This is a matter of personal preference. If you’re concerned about potential damage to your hangers or need them immediately upon arrival, pack them in your carry-on. Otherwise, checked luggage is fine.

Do I need to declare my hangers at customs or security?

No, you do not need to declare hangers at customs or security as they are not hazardous material or a restricted item.

Are wooden hangers allowed on planes?

Yes, wooden hangers are allowed on planes, both in your carry-on and checked luggage without any issues.

Will hangers count towards my carry-on allowance?

Yes, anything in your carry-on baggage counts towards your carry-on allowance. Hangers will take up space and weight in your baggage, so plan accordingly.

Can I use hangers in the plane’s cabin for hanging my coat or suit?

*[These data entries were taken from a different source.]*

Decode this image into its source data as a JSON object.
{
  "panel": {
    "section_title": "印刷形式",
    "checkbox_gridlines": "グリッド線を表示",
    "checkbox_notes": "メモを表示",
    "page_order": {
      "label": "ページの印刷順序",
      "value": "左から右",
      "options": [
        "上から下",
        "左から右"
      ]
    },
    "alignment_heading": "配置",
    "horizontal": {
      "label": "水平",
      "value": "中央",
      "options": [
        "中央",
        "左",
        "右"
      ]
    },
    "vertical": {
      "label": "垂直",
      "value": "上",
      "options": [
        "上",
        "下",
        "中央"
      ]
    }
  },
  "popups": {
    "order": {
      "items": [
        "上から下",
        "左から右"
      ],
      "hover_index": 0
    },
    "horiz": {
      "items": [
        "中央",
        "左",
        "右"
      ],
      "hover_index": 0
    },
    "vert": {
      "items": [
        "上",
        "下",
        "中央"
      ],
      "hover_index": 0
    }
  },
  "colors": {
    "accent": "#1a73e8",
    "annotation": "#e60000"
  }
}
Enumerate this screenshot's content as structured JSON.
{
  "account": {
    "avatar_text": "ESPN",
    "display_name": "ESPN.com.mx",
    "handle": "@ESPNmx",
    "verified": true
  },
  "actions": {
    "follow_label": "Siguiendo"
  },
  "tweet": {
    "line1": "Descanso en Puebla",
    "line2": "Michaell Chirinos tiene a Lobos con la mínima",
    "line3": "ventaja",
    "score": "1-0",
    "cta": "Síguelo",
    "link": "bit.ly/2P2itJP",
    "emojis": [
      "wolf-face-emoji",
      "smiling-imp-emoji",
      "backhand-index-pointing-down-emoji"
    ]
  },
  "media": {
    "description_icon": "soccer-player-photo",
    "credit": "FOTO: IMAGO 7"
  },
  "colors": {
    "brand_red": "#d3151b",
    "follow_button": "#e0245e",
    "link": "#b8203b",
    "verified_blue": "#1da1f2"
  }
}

This depends on the airline’s policy and the type of aircraft. Some planes have closets for hanging garments, but it’s best to check with the airline beforehand or upon boarding.

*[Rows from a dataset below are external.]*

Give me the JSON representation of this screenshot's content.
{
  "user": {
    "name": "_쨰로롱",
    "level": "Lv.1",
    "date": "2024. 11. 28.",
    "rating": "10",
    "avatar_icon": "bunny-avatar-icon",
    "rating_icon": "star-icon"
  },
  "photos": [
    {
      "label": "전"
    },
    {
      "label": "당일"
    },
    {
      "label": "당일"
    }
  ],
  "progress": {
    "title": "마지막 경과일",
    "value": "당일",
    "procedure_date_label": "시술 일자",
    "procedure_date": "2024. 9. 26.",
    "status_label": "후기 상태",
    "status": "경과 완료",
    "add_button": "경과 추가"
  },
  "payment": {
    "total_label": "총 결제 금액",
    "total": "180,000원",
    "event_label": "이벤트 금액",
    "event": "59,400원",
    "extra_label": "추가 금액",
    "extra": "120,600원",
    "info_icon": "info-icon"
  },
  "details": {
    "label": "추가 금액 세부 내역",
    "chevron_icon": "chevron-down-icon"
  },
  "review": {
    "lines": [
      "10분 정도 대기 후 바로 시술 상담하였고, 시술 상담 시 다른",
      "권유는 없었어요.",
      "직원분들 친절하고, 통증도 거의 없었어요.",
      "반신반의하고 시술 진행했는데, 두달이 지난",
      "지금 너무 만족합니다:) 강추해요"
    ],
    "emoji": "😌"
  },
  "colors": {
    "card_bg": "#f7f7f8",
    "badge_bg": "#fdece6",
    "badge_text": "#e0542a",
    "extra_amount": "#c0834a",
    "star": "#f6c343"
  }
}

Packing It All Up

In summary, bringing hangers on a plane is generally permissible, although the specific rules can vary between airlines. It’s important for travelers to be aware that while hangers are not prohibited by TSA, they should be packed in such a way as to not cause injury or raise security concerns. Typically, hangers can be placed in both checked luggage and carry-on bags, but it’s essential to ensure that they are not metal hangers with sharp edges that might be construed as potential weapons. Plastic or wooden hangers are often the safest options and are less likely to cause any issues during the security screening process.

Furthermore, it’s recommended to pack hangers in a manner that protects other items in your luggage from being punctured or damaged. Wrapping them in clothing or a soft material can be an effective way to keep everything safe. For travelers looking to maintain their garments in a pristine condition upon arrival, the strategic packing of hangers can make a significant difference. Ultimately, checking with the airline in advance about any specific rules or restrictions regarding hangers in carry-on and checked luggage can ensure a hassle-free journey and the peace of mind that comes with knowing all belongings are packed appropriately and in compliance with aviation regulations.